Without the images, write out all of the following entries exactly.

----------

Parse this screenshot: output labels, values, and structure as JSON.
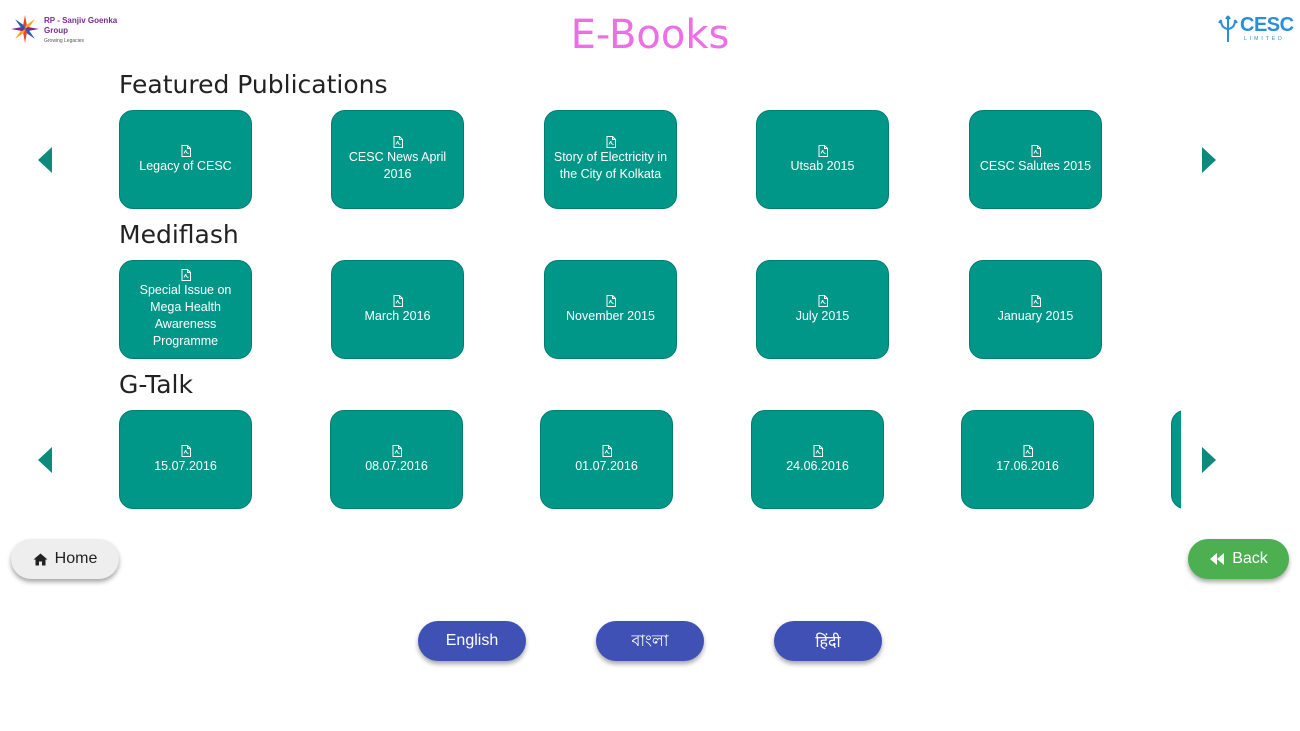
{
  "header": {
    "title": "E-Books",
    "logo_left": {
      "line1": "RP - Sanjiv Goenka",
      "line2": "Group",
      "tagline": "Growing Legacies"
    },
    "logo_right": {
      "name": "CESC",
      "sub": "LIMITED"
    }
  },
  "sections": [
    {
      "title": "Featured Publications",
      "items": [
        "Legacy of CESC",
        "CESC News April 2016",
        "Story of Electricity in the City of Kolkata",
        "Utsab 2015",
        "CESC Salutes 2015"
      ]
    },
    {
      "title": "Mediflash",
      "items": [
        "Special Issue on Mega Health Awareness Programme",
        "March 2016",
        "November 2015",
        "July 2015",
        "January 2015"
      ]
    },
    {
      "title": "G-Talk",
      "items": [
        "15.07.2016",
        "08.07.2016",
        "01.07.2016",
        "24.06.2016",
        "17.06.2016",
        ""
      ]
    }
  ],
  "nav": {
    "home_label": "Home",
    "back_label": "Back"
  },
  "languages": [
    "English",
    "বাংলা",
    "हिंदी"
  ],
  "colors": {
    "tile": "#009688",
    "title": "#ef6ee6",
    "back": "#4caf50",
    "lang": "#3f51b5",
    "home": "#eeeeee"
  },
  "icons": {
    "tile": "pdf-file-icon",
    "home": "home-icon",
    "back": "fast-backward-icon"
  }
}
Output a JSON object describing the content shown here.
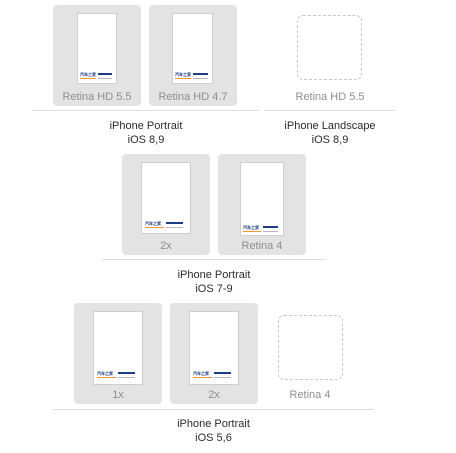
{
  "logo_text": "汽车之家",
  "sections": [
    {
      "id": "ios89-portrait",
      "slots": [
        "Retina HD 5.5",
        "Retina HD 4.7"
      ],
      "title": "iPhone Portrait",
      "subtitle": "iOS 8,9"
    },
    {
      "id": "ios89-landscape",
      "slots": [
        "Retina HD 5.5"
      ],
      "title": "iPhone Landscape",
      "subtitle": "iOS 8,9"
    },
    {
      "id": "ios79-portrait",
      "slots": [
        "2x",
        "Retina 4"
      ],
      "title": "iPhone Portrait",
      "subtitle": "iOS 7-9"
    },
    {
      "id": "ios56-portrait",
      "slots": [
        "1x",
        "2x",
        "Retina 4"
      ],
      "title": "iPhone Portrait",
      "subtitle": "iOS 5,6"
    }
  ],
  "colors": {
    "well": "#e3e3e3",
    "logo_blue": "#1f3c88",
    "logo_orange": "#f2992e"
  }
}
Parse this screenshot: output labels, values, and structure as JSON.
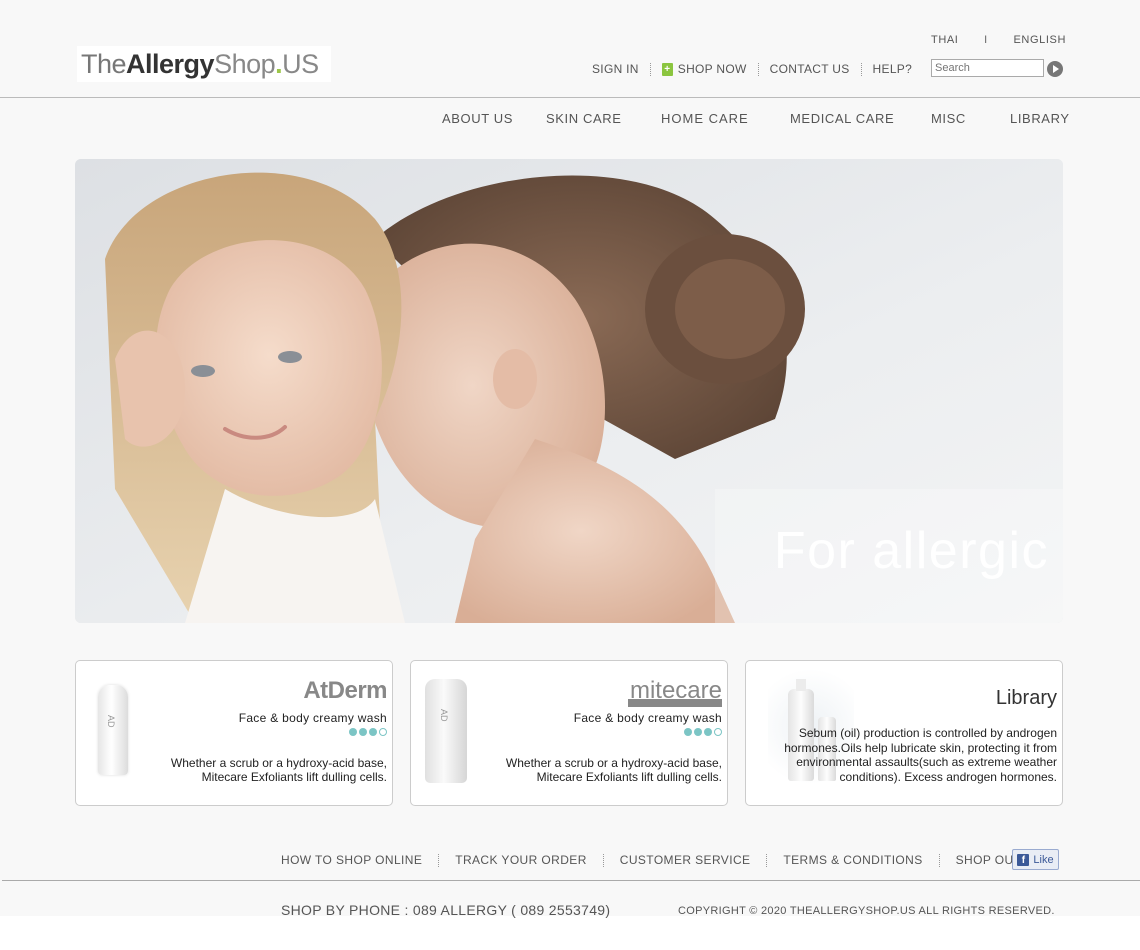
{
  "header": {
    "logo": {
      "part1": "The",
      "part2": "Allergy",
      "part3": "Shop",
      "dot": ".",
      "part4": "US"
    },
    "languages": [
      "THAI",
      "I",
      "ENGLISH"
    ],
    "utility_links": [
      "SIGN IN",
      "SHOP NOW",
      "CONTACT US",
      "HELP?"
    ],
    "search": {
      "placeholder": "Search"
    }
  },
  "nav": [
    "ABOUT US",
    "SKIN CARE",
    "HOME CARE",
    "MEDICAL CARE",
    "MISC",
    "LIBRARY"
  ],
  "hero": {
    "caption": "For allergic"
  },
  "cards": [
    {
      "brand": "AtDerm",
      "tagline": "Face & body creamy wash",
      "rating_filled": 3,
      "rating_total": 4,
      "desc_line1": "Whether a scrub or a hydroxy-acid base,",
      "desc_line2": "Mitecare Exfoliants lift dulling cells."
    },
    {
      "brand": "mitecare",
      "tagline": "Face & body creamy wash",
      "rating_filled": 3,
      "rating_total": 4,
      "desc_line1": "Whether a scrub or a hydroxy-acid base,",
      "desc_line2": "Mitecare Exfoliants lift dulling cells."
    },
    {
      "title": "Library",
      "desc": "Sebum (oil) production is controlled by androgen hormones.Oils help lubricate skin, protecting it from environmental assaults(such as extreme weather conditions). Excess androgen hormones."
    }
  ],
  "footer": {
    "links": [
      "HOW TO SHOP ONLINE",
      "TRACK YOUR ORDER",
      "CUSTOMER SERVICE",
      "TERMS & CONDITIONS",
      "SHOP OUR ADS"
    ],
    "like_label": "Like",
    "phone": "SHOP BY PHONE : 089 ALLERGY ( 089 2553749)",
    "copyright": "COPYRIGHT © 2020 THEALLERGYSHOP.US  ALL RIGHTS RESERVED."
  },
  "colors": {
    "accent_green": "#8bc53f",
    "rating_teal": "#7cc5c5",
    "facebook_blue": "#3b5998"
  }
}
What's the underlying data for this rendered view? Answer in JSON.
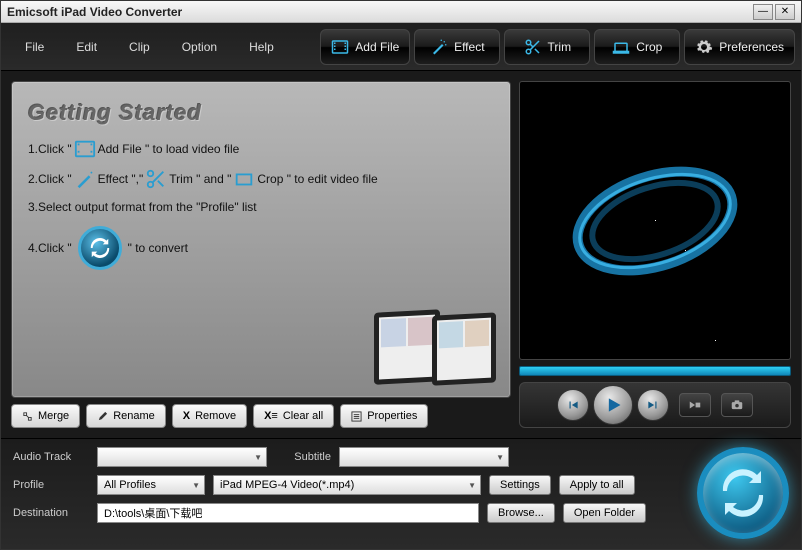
{
  "title": "Emicsoft iPad Video Converter",
  "menubar": [
    "File",
    "Edit",
    "Clip",
    "Option",
    "Help"
  ],
  "toolbar": {
    "add_file": "Add File",
    "effect": "Effect",
    "trim": "Trim",
    "crop": "Crop",
    "preferences": "Preferences"
  },
  "guide": {
    "heading": "Getting Started",
    "step1_a": "1.Click \"",
    "step1_b": "Add File \"  to load video file",
    "step2_a": "2.Click \"",
    "step2_b": "Effect \",\"",
    "step2_c": "Trim \" and \"",
    "step2_d": "Crop \" to edit video file",
    "step3": "3.Select output format from the \"Profile\" list",
    "step4_a": "4.Click \"",
    "step4_b": "\" to convert"
  },
  "actions": {
    "merge": "Merge",
    "rename": "Rename",
    "remove": "Remove",
    "clear_all": "Clear all",
    "properties": "Properties"
  },
  "bottom": {
    "audio_track_label": "Audio Track",
    "audio_track_value": "",
    "subtitle_label": "Subtitle",
    "subtitle_value": "",
    "profile_label": "Profile",
    "profile_cat": "All Profiles",
    "profile_value": "iPad MPEG-4 Video(*.mp4)",
    "settings": "Settings",
    "apply_all": "Apply to all",
    "destination_label": "Destination",
    "destination_value": "D:\\tools\\桌面\\下载吧",
    "browse": "Browse...",
    "open_folder": "Open Folder"
  }
}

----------

§ **Problem solution**:
Parse this screenshot: output labels, values, and structure as JSON.
{
  "header": {
    "title": "E-Books",
    "logo_left": {
      "line1": "RP - Sanjiv Goenka",
      "line2": "Group",
      "tagline": "Growing Legacies"
    },
    "logo_right": {
      "name": "CESC",
      "sub": "LIMITED"
    }
  },
  "sections": [
    {
      "title": "Featured Publications",
      "items": [
        "Legacy of CESC",
        "CESC News April 2016",
        "Story of Electricity in the City of Kolkata",
        "Utsab 2015",
        "CESC Salutes 2015"
      ]
    },
    {
      "title": "Mediflash",
      "items": [
        "Special Issue on Mega Health Awareness Programme",
        "March 2016",
        "November 2015",
        "July 2015",
        "January 2015"
      ]
    },
    {
      "title": "G-Talk",
      "items": [
        "15.07.2016",
        "08.07.2016",
        "01.07.2016",
        "24.06.2016",
        "17.06.2016",
        ""
      ]
    }
  ],
  "nav": {
    "home_label": "Home",
    "back_label": "Back"
  },
  "languages": [
    "English",
    "বাংলা",
    "हिंदी"
  ],
  "colors": {
    "tile": "#009688",
    "title": "#ef6ee6",
    "back": "#4caf50",
    "lang": "#3f51b5",
    "home": "#eeeeee"
  },
  "icons": {
    "tile": "pdf-file-icon",
    "home": "home-icon",
    "back": "fast-backward-icon"
  }
}
Output a JSON object describing the content shown here.
{
  "logo_text": "汽车之家",
  "sections": [
    {
      "id": "ios89-portrait",
      "slots": [
        "Retina HD 5.5",
        "Retina HD 4.7"
      ],
      "title": "iPhone Portrait",
      "subtitle": "iOS 8,9"
    },
    {
      "id": "ios89-landscape",
      "slots": [
        "Retina HD 5.5"
      ],
      "title": "iPhone Landscape",
      "subtitle": "iOS 8,9"
    },
    {
      "id": "ios79-portrait",
      "slots": [
        "2x",
        "Retina 4"
      ],
      "title": "iPhone Portrait",
      "subtitle": "iOS 7-9"
    },
    {
      "id": "ios56-portrait",
      "slots": [
        "1x",
        "2x",
        "Retina 4"
      ],
      "title": "iPhone Portrait",
      "subtitle": "iOS 5,6"
    }
  ],
  "colors": {
    "well": "#e3e3e3",
    "logo_blue": "#1f3c88",
    "logo_orange": "#f2992e"
  }
}
Parse this screenshot: output labels, values, and structure as JSON.
{
  "header": {
    "logo": {
      "part1": "The",
      "part2": "Allergy",
      "part3": "Shop",
      "dot": ".",
      "part4": "US"
    },
    "languages": [
      "THAI",
      "I",
      "ENGLISH"
    ],
    "utility_links": [
      "SIGN IN",
      "SHOP NOW",
      "CONTACT US",
      "HELP?"
    ],
    "search": {
      "placeholder": "Search"
    }
  },
  "nav": [
    "ABOUT US",
    "SKIN CARE",
    "HOME CARE",
    "MEDICAL CARE",
    "MISC",
    "LIBRARY"
  ],
  "hero": {
    "caption": "For allergic"
  },
  "cards": [
    {
      "brand": "AtDerm",
      "tagline": "Face & body creamy wash",
      "rating_filled": 3,
      "rating_total": 4,
      "desc_line1": "Whether a scrub or a hydroxy-acid base,",
      "desc_line2": "Mitecare Exfoliants lift dulling cells."
    },
    {
      "brand": "mitecare",
      "tagline": "Face & body creamy wash",
      "rating_filled": 3,
      "rating_total": 4,
      "desc_line1": "Whether a scrub or a hydroxy-acid base,",
      "desc_line2": "Mitecare Exfoliants lift dulling cells."
    },
    {
      "title": "Library",
      "desc": "Sebum (oil) production is controlled by androgen hormones.Oils help lubricate skin, protecting it from environmental assaults(such as extreme weather conditions). Excess androgen hormones."
    }
  ],
  "footer": {
    "links": [
      "HOW TO SHOP ONLINE",
      "TRACK YOUR ORDER",
      "CUSTOMER SERVICE",
      "TERMS & CONDITIONS",
      "SHOP OUR ADS"
    ],
    "like_label": "Like",
    "phone": "SHOP BY PHONE : 089 ALLERGY ( 089 2553749)",
    "copyright": "COPYRIGHT © 2020 THEALLERGYSHOP.US  ALL RIGHTS RESERVED."
  },
  "colors": {
    "accent_green": "#8bc53f",
    "rating_teal": "#7cc5c5",
    "facebook_blue": "#3b5998"
  }
}
What's the underlying data for this rendered view? Answer in JSON.
{
  "title": "Emicsoft iPad Video Converter",
  "menubar": [
    "File",
    "Edit",
    "Clip",
    "Option",
    "Help"
  ],
  "toolbar": {
    "add_file": "Add File",
    "effect": "Effect",
    "trim": "Trim",
    "crop": "Crop",
    "preferences": "Preferences"
  },
  "guide": {
    "heading": "Getting Started",
    "step1_a": "1.Click \"",
    "step1_b": "Add File \"  to load video file",
    "step2_a": "2.Click \"",
    "step2_b": "Effect \",\"",
    "step2_c": "Trim \" and \"",
    "step2_d": "Crop \" to edit video file",
    "step3": "3.Select output format from the \"Profile\" list",
    "step4_a": "4.Click \"",
    "step4_b": "\" to convert"
  },
  "actions": {
    "merge": "Merge",
    "rename": "Rename",
    "remove": "Remove",
    "clear_all": "Clear all",
    "properties": "Properties"
  },
  "bottom": {
    "audio_track_label": "Audio Track",
    "audio_track_value": "",
    "subtitle_label": "Subtitle",
    "subtitle_value": "",
    "profile_label": "Profile",
    "profile_cat": "All Profiles",
    "profile_value": "iPad MPEG-4 Video(*.mp4)",
    "settings": "Settings",
    "apply_all": "Apply to all",
    "destination_label": "Destination",
    "destination_value": "D:\\tools\\桌面\\下载吧",
    "browse": "Browse...",
    "open_folder": "Open Folder"
  }
}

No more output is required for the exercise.